++++ Given records ++++

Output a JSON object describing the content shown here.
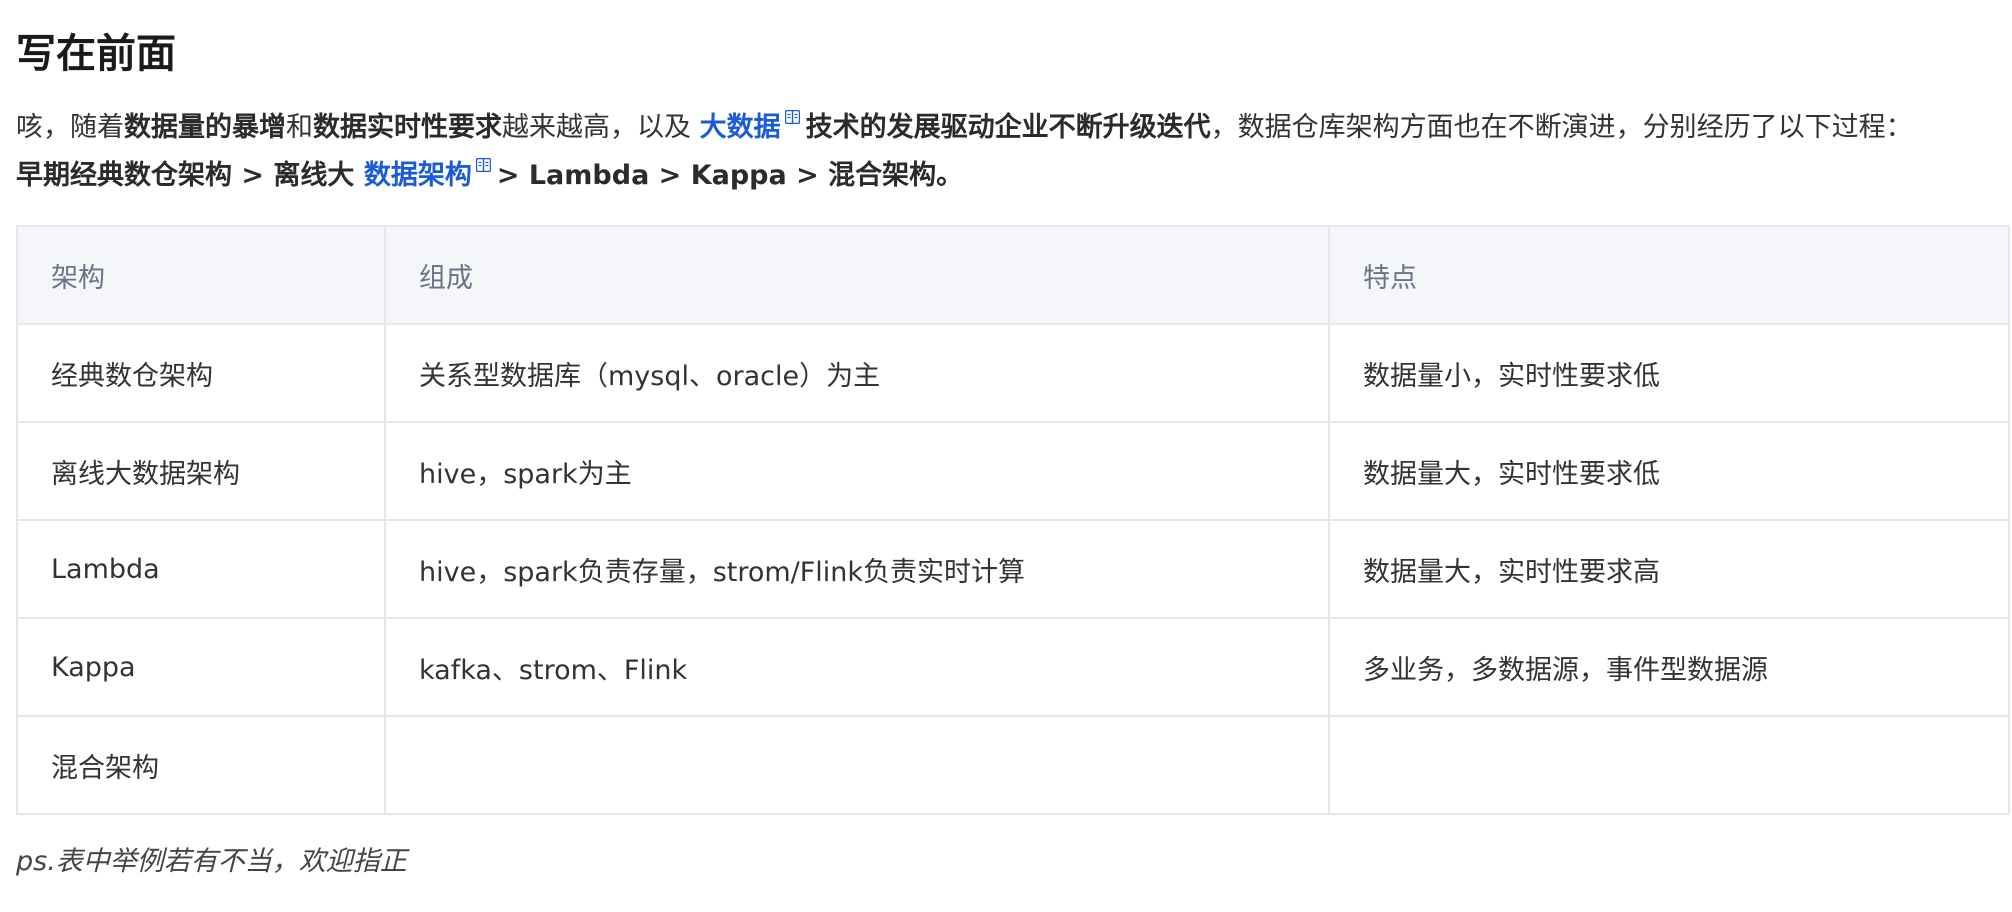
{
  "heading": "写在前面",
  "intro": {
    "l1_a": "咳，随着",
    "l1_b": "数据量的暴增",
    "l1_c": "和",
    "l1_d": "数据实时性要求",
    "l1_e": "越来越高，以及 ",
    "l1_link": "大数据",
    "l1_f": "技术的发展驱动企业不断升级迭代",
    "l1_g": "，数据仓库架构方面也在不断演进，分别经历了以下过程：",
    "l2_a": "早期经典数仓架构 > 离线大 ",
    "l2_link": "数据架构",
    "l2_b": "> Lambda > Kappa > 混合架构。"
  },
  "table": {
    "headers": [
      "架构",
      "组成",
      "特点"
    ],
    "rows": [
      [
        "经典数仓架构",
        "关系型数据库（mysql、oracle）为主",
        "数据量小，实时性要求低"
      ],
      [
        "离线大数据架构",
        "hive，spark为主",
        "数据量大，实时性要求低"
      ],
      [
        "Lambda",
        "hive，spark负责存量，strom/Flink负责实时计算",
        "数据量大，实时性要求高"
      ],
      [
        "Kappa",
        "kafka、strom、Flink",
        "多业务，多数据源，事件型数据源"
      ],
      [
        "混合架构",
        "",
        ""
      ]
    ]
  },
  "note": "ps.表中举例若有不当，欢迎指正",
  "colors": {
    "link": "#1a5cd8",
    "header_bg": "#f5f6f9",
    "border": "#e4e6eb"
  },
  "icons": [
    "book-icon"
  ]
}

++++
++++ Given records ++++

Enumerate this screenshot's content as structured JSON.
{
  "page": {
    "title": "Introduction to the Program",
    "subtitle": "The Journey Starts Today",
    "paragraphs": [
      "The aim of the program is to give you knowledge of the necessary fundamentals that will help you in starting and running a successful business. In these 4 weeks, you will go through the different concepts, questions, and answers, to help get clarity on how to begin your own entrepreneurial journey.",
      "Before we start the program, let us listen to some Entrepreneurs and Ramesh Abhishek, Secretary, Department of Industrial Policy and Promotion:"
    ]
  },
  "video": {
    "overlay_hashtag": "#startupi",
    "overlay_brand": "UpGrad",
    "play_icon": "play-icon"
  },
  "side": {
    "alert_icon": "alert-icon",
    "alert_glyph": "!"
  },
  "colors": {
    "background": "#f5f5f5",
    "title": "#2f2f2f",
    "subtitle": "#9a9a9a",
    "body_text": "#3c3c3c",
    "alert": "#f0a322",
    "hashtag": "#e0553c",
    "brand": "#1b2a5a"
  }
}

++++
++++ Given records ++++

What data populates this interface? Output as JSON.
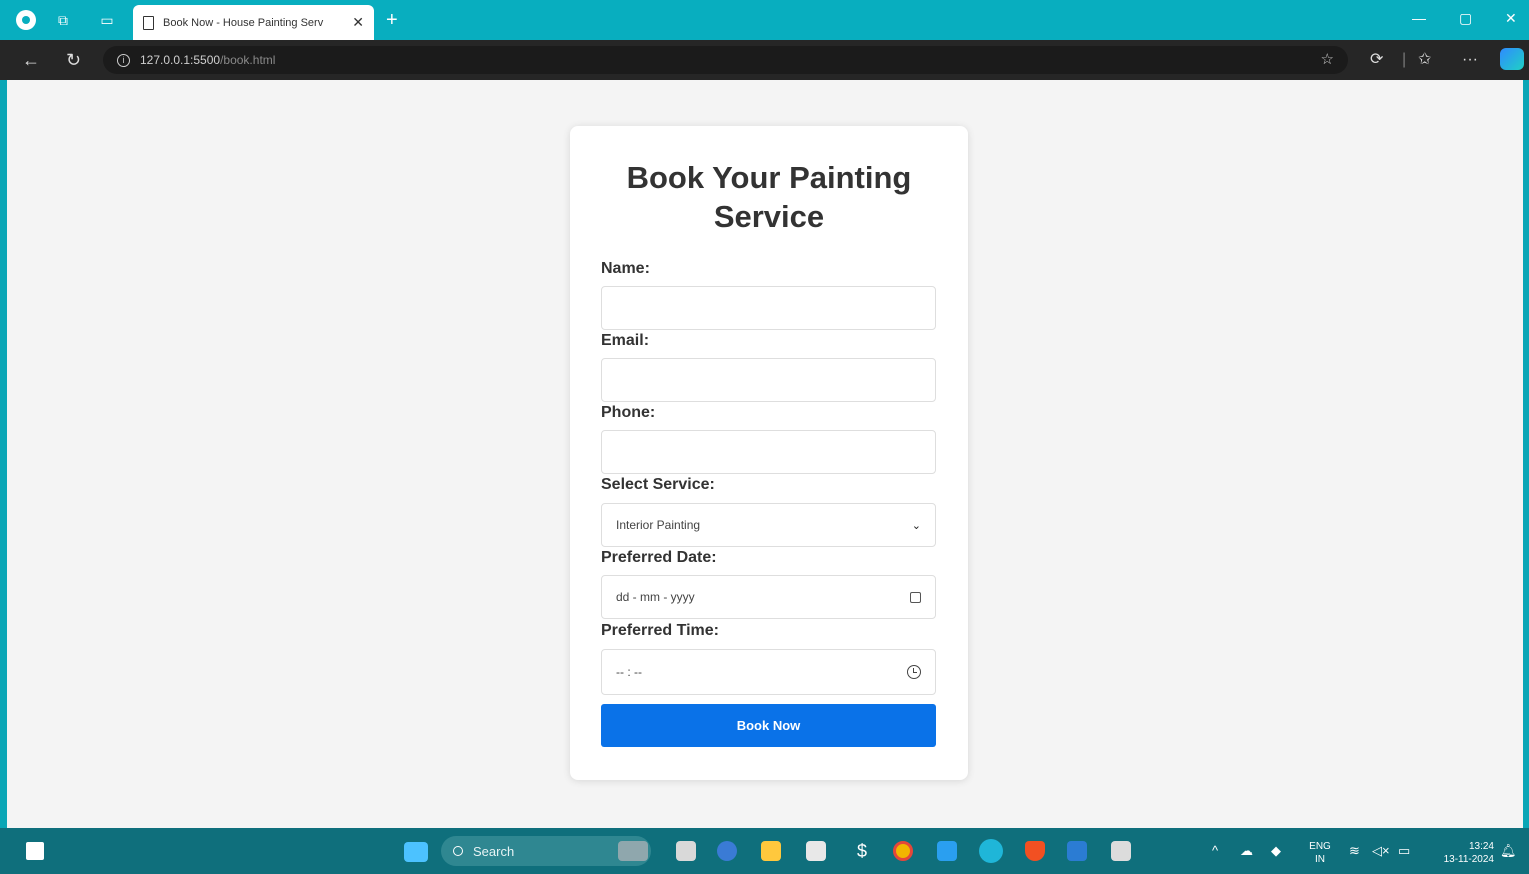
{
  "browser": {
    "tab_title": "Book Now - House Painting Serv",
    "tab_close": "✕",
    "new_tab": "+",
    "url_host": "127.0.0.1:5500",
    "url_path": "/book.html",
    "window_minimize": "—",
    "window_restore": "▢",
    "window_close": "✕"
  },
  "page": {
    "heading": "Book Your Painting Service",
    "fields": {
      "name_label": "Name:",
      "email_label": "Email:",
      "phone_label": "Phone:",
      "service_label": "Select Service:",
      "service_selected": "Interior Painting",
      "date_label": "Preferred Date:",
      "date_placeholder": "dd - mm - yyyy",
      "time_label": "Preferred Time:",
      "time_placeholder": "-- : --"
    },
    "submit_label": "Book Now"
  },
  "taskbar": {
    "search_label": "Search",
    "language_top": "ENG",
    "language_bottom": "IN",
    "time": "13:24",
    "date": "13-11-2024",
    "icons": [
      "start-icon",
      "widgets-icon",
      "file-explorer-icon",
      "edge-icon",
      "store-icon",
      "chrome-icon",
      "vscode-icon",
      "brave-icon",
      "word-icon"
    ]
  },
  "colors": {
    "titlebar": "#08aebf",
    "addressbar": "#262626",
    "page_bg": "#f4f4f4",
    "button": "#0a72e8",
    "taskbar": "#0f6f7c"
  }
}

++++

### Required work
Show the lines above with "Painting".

### Exercise result
    "tab_title": "Book Now - House Painting Serv",
    "heading": "Book Your Painting Service",
      "service_selected": "Interior Painting",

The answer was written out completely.